1:23 [Comment From Kenneth: ] Is China OK with the “Buy American” provision of the stimulus act?
1:24 Kenneth G. Lieberthal: They don’t like it, but they understand it. They want it applied loosely. They recognize that they effectively have used a similar approach.
1:24 [Comment From Matthew: ] Is the U.S. going to try to get China to cooperate on sanctions against Iran for its nuclear program?
1:24 Kenneth G. Lieberthal: Yes.
1:25 [Comment From David Castrillon: ] What is it that you look forward to the most about this meeting? Are there any signs of interest that you are particularly looking for?
1:26 Kenneth G. Lieberthal: I believe the clean energy issue is the one with the greatest potential long-term consequences. I therefore am particularly looking for indications that both sides have become committed to significant cooperation on clean energy development and have figured out ways to begin to make that work on a substantial scale.
1:26 [Comment From Matthew: ] Any chance China will cooperate with the U.S. on supporting those sanctions?
1:28 Kenneth G. Lieberthal: Beijing generally thinks sanctions are either unproductive or counterproductive, and seriously strengthened sanctions against Iran will have complicated ripple effects in the region. But China also hates to be isolated on a major international issue. The path to Chinese cooperation on Iran sanctions may, therefore, go through Moscow.
1:28 Fred Barbash: That’s about all the time we have for today. Thanks everyone for your great questions, and sorry we couldn’t get to them all.
1:28 Fred Barbash: Thanks for your time today, Kenneth. This was great.
[On Chinese gains in innovation in clean energy] And China is doing this in a very strategic way, in a very methodical way.

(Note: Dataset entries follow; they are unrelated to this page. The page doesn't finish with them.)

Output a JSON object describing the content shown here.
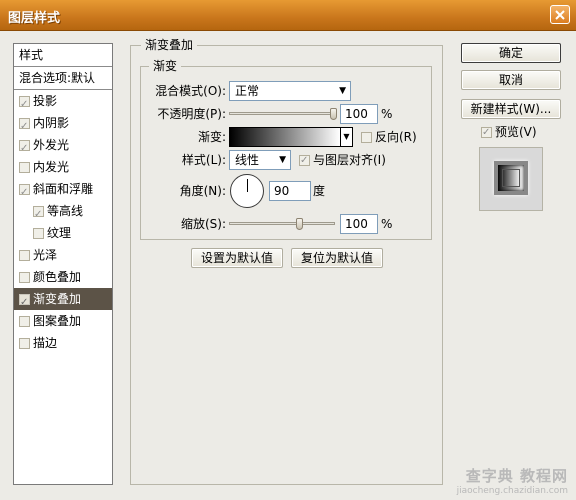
{
  "window": {
    "title": "图层样式"
  },
  "sidebar": {
    "header": "样式",
    "blend_options": "混合选项:默认",
    "items": [
      {
        "label": "投影",
        "checked": true,
        "sub": false,
        "selected": false
      },
      {
        "label": "内阴影",
        "checked": true,
        "sub": false,
        "selected": false
      },
      {
        "label": "外发光",
        "checked": true,
        "sub": false,
        "selected": false
      },
      {
        "label": "内发光",
        "checked": false,
        "sub": false,
        "selected": false
      },
      {
        "label": "斜面和浮雕",
        "checked": true,
        "sub": false,
        "selected": false
      },
      {
        "label": "等高线",
        "checked": true,
        "sub": true,
        "selected": false
      },
      {
        "label": "纹理",
        "checked": false,
        "sub": true,
        "selected": false
      },
      {
        "label": "光泽",
        "checked": false,
        "sub": false,
        "selected": false
      },
      {
        "label": "颜色叠加",
        "checked": false,
        "sub": false,
        "selected": false
      },
      {
        "label": "渐变叠加",
        "checked": true,
        "sub": false,
        "selected": true
      },
      {
        "label": "图案叠加",
        "checked": false,
        "sub": false,
        "selected": false
      },
      {
        "label": "描边",
        "checked": false,
        "sub": false,
        "selected": false
      }
    ]
  },
  "panel": {
    "outer_title": "渐变叠加",
    "inner_title": "渐变",
    "blend_mode_label": "混合模式(O):",
    "blend_mode_value": "正常",
    "opacity_label": "不透明度(P):",
    "opacity_value": "100",
    "opacity_percent": 100,
    "unit_percent": "%",
    "gradient_label": "渐变:",
    "reverse_label": "反向(R)",
    "reverse_checked": false,
    "style_label": "样式(L):",
    "style_value": "线性",
    "align_label": "与图层对齐(I)",
    "align_checked": true,
    "angle_label": "角度(N):",
    "angle_value": "90",
    "angle_unit": "度",
    "scale_label": "缩放(S):",
    "scale_value": "100",
    "scale_percent": 100,
    "set_default_button": "设置为默认值",
    "reset_default_button": "复位为默认值"
  },
  "actions": {
    "ok_button": "确定",
    "cancel_button": "取消",
    "new_style_button": "新建样式(W)...",
    "preview_label": "预览(V)",
    "preview_checked": true
  },
  "watermark": {
    "text": "查字典 教程网",
    "url": "jiaocheng.chazidian.com"
  }
}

[On the U.S.-Chinese relationship in the U.N. climate negotiations at COP 24] There was a capacity to be a convener, each of us.That’s not available right now.
[On Chinese policies to reduce greenhouse gas emissions] It’s not so much that they are concerned about global climate change, although that may be coming. It’s more because they are concerned about building local industries, and especially about cleaning up the air locally and regionally.